> _What to do_
Please tell how many of the lines below contain "title", using only a number.

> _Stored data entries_
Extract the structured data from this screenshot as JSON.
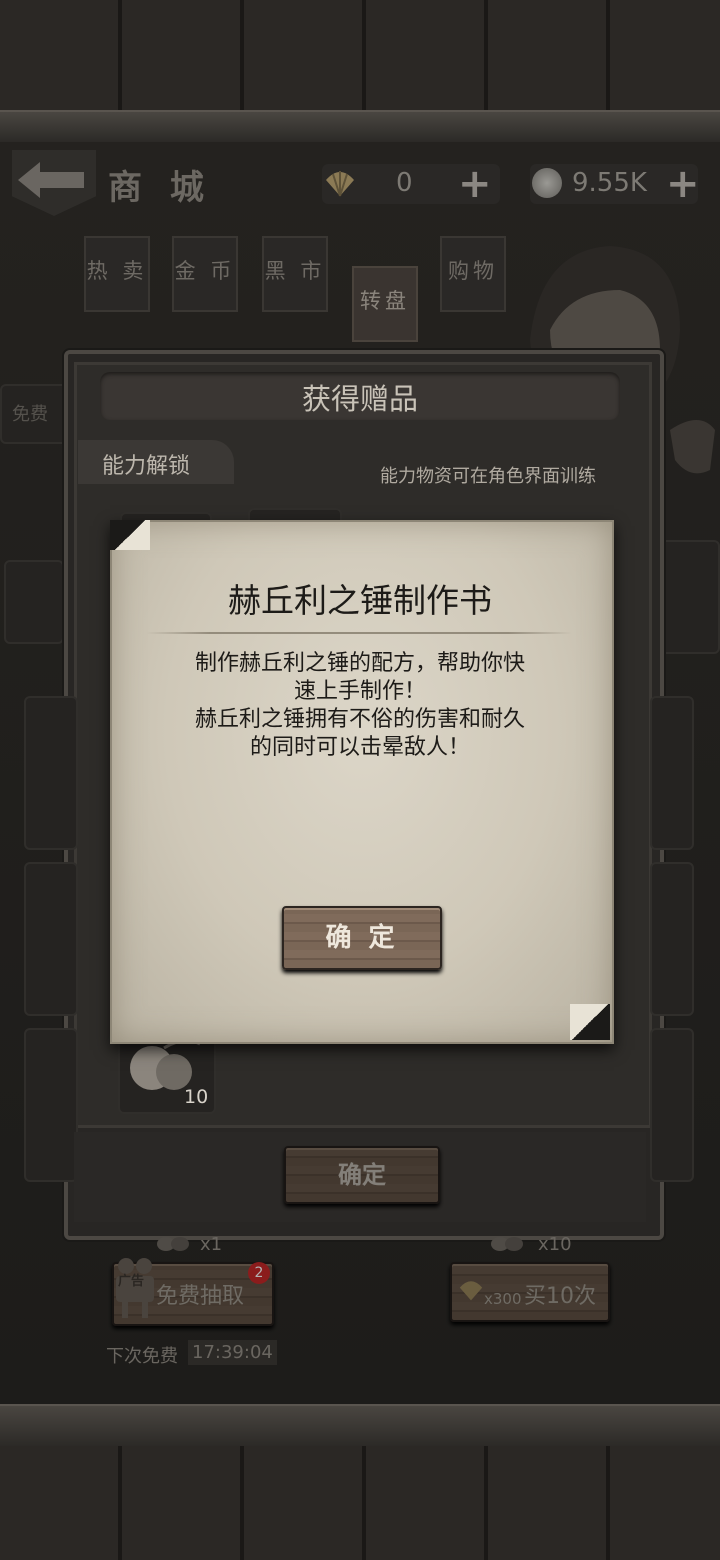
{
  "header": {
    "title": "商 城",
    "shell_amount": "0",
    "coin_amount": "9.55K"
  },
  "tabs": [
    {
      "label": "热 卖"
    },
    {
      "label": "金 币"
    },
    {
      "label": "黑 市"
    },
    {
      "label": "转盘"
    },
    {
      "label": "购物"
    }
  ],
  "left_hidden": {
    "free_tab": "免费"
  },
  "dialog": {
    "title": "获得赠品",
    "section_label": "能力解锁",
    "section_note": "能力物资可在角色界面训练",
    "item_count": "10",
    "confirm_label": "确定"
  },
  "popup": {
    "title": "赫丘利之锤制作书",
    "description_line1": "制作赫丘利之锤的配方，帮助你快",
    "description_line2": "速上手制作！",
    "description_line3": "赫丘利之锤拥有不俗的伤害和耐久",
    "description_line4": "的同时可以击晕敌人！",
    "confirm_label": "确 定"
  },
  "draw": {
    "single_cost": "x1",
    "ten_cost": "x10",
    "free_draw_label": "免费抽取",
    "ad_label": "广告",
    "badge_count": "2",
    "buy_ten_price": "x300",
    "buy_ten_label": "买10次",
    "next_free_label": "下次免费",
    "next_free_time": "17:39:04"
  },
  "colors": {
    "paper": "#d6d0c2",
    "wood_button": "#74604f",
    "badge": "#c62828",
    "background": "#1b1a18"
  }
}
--
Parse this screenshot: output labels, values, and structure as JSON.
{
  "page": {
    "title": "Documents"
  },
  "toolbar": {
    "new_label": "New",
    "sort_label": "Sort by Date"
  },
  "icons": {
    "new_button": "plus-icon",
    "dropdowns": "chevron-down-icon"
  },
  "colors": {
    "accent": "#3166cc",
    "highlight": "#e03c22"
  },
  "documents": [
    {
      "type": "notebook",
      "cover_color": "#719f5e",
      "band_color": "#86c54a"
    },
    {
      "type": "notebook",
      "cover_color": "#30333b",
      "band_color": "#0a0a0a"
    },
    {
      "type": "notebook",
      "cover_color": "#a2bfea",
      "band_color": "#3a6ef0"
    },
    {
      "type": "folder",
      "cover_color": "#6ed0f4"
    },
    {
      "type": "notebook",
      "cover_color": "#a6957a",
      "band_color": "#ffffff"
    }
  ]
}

> _Solution to this problem_
4